After the war, Hitler remained in the army and after receiving intelligence and oratory training, became an intelligence official tasked with infiltrating political parties and reporting to his superiors on their activities. In March 1919, he was instructed to sit in on a meeting of the small nationalist German Worker’s Party. He joined the party and soon became the leader of the party. Over the next few years, Hitler’s oratorical skills allowed the party to expand.

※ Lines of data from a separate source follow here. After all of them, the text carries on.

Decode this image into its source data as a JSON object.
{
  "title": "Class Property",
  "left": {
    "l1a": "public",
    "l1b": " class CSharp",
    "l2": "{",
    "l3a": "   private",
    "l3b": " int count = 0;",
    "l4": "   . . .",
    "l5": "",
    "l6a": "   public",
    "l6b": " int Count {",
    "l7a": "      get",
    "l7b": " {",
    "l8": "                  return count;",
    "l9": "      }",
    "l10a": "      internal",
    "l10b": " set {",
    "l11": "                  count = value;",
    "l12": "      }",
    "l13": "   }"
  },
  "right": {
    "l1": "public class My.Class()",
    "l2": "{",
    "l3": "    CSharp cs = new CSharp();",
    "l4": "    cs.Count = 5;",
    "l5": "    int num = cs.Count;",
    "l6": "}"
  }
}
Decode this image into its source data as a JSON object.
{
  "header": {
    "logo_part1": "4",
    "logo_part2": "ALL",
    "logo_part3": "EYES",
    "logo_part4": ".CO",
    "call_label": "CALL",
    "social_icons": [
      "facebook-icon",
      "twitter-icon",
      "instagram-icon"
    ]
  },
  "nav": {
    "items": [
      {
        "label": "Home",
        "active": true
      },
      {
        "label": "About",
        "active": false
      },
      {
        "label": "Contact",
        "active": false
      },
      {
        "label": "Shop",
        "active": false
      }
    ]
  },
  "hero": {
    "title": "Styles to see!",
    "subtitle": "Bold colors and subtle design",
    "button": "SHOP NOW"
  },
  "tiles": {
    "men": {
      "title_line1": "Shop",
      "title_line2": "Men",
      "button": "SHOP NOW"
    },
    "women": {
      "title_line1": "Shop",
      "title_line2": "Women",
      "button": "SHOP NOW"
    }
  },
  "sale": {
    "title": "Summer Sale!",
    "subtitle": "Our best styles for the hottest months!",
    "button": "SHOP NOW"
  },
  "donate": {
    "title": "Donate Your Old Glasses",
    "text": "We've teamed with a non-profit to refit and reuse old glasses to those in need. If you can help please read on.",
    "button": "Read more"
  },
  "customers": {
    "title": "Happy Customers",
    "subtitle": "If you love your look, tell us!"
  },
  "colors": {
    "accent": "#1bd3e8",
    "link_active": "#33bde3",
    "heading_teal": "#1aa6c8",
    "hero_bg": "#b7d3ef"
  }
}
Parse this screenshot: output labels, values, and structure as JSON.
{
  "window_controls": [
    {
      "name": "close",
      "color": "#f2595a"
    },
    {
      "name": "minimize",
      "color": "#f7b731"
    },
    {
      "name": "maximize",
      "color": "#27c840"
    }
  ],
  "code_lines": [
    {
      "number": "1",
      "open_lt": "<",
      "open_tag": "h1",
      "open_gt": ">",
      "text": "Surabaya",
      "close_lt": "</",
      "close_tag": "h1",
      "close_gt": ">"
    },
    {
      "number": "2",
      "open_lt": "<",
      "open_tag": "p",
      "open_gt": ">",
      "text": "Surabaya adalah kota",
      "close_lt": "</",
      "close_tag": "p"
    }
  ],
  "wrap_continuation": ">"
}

On November 8, 1923, Adolf Hitler and a group of SA raided a beer hall in Munich where the three most powerful politicians in Bavaria were giving speeches. Taking the men hostage, Hitler threatened them with death if they did not side with his intention to overturn Bavaria’s government and then to march on Berlin. The men agreed and Hitler then made the colossal error of leaving the hall. He left Marshall Ludendorff in command, who upon the assurances of the three politicians that they only wished to return home to their families and would continue to support Hitler, allowed them to leave the hall. The men quickly denounced Hitler and mobilized the government’s resistance to his “revolution”. Adolf Hitler was enraged and he decided to march his SA the next morning against the Bavarian government. However army regulars were already at the War Ministry when Hitler arrived and the rebellion was quickly scattered. Hitler was arrested and tried. He spoke so forcefully at his trial however